Top of SUPPLIED ENTRIES
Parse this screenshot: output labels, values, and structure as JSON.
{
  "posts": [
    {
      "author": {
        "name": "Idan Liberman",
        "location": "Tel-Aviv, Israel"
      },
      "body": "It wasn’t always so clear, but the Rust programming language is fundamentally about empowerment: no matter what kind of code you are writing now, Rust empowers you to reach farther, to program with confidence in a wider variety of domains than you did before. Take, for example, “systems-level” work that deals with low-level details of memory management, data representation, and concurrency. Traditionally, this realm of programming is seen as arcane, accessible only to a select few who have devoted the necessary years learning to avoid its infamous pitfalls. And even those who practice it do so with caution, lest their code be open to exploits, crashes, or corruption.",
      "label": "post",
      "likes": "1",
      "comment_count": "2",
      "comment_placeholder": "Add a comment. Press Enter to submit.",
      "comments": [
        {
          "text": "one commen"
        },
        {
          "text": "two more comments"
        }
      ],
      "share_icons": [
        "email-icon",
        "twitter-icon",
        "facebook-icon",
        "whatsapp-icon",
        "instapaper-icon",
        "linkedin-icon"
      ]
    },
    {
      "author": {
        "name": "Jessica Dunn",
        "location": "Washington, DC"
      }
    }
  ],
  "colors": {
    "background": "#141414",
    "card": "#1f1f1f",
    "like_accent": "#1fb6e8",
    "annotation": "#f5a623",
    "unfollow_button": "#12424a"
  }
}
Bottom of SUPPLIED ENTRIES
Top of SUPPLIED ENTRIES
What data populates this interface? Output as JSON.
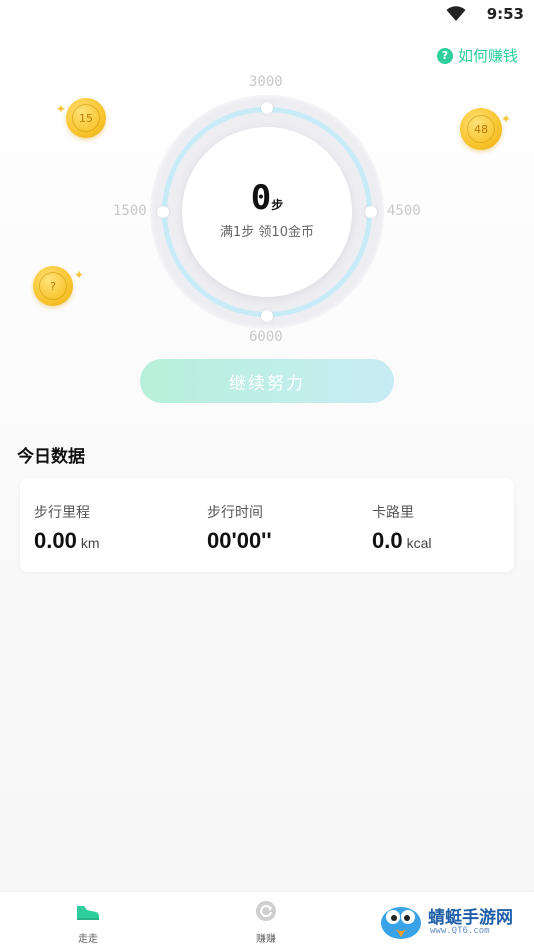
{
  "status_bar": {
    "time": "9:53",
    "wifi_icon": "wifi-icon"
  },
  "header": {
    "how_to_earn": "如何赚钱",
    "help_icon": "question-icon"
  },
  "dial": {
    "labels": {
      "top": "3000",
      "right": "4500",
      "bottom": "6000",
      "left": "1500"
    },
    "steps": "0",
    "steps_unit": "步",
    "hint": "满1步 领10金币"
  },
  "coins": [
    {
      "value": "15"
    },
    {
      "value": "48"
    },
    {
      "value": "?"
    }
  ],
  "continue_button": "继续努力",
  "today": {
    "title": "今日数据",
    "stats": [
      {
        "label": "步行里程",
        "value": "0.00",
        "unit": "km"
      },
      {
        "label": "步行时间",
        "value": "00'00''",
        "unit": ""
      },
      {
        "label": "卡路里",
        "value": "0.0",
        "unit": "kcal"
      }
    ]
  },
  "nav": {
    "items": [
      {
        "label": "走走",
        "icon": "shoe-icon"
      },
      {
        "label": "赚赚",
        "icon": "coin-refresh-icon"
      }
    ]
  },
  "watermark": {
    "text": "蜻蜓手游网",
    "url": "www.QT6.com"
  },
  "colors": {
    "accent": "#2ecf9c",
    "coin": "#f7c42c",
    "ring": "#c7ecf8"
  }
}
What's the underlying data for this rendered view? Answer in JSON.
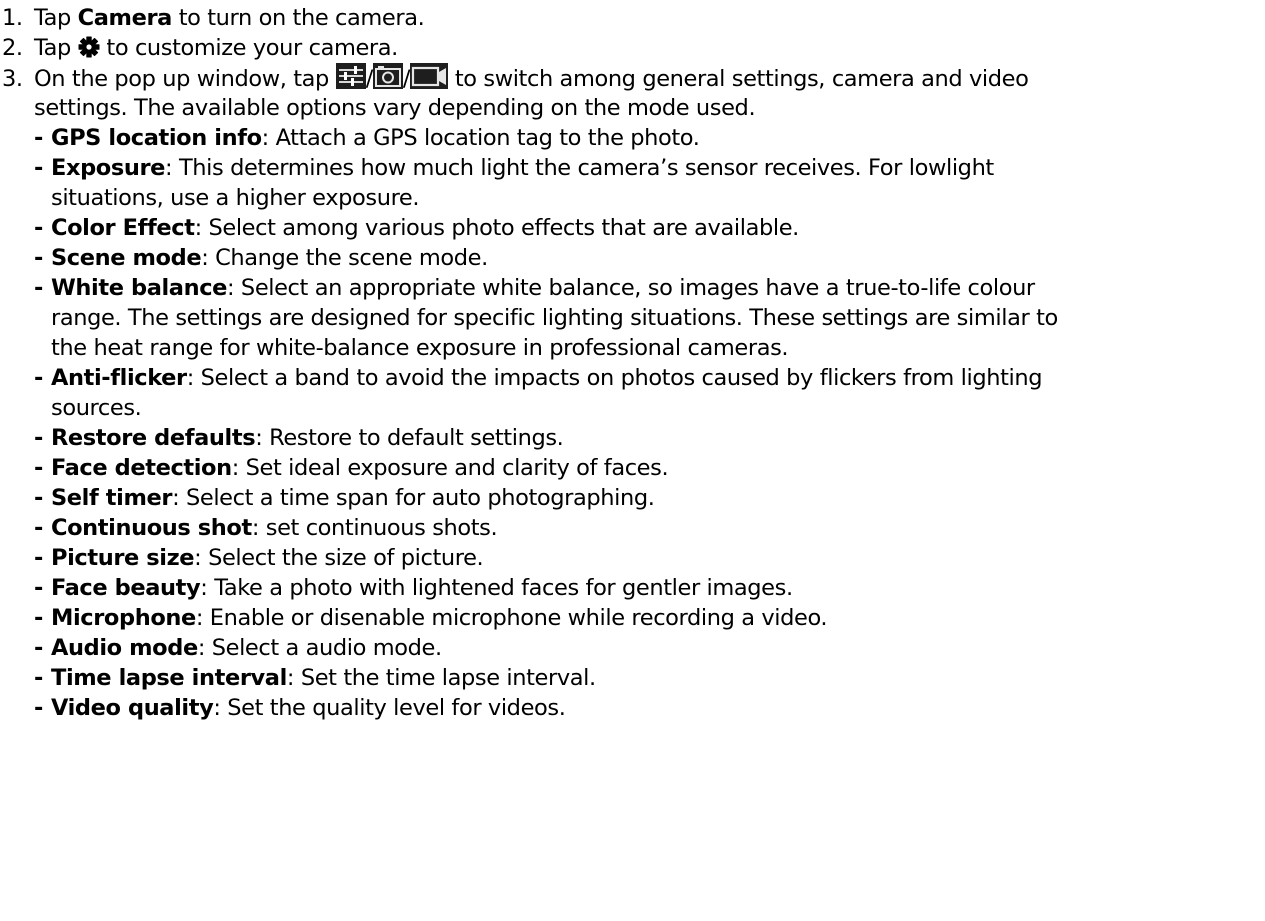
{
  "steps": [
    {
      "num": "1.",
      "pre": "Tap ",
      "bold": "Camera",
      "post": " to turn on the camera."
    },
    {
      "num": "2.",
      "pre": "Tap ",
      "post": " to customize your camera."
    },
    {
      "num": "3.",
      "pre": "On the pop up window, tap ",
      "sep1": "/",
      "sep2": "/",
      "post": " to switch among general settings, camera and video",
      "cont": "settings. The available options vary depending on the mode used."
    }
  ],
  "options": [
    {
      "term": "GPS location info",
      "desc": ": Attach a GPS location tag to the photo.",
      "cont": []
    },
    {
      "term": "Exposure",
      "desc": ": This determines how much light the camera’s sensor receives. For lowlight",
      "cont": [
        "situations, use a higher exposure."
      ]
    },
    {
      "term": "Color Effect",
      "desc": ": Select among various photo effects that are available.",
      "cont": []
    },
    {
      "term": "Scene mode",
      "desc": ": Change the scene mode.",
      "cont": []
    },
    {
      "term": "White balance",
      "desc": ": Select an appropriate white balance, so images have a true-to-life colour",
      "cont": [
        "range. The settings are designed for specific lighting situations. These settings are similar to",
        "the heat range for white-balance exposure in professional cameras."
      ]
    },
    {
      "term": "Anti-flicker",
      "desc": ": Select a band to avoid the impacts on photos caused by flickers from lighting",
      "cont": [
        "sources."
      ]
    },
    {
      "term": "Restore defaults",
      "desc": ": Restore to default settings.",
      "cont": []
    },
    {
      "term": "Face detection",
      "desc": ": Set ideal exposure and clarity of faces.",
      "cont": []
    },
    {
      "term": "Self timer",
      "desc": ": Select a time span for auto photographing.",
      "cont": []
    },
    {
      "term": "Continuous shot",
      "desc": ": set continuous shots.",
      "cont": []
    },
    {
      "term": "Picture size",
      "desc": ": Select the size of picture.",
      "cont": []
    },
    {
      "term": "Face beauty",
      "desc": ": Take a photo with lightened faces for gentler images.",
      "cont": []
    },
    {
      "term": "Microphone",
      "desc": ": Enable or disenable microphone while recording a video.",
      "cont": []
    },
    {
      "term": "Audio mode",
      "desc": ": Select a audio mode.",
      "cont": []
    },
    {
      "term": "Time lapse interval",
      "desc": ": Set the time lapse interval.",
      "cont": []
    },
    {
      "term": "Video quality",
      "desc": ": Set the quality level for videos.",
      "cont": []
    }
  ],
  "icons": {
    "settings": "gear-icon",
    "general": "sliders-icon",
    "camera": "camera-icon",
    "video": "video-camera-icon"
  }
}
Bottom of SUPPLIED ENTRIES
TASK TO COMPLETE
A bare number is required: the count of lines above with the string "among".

EXERCISE OUTPUT
2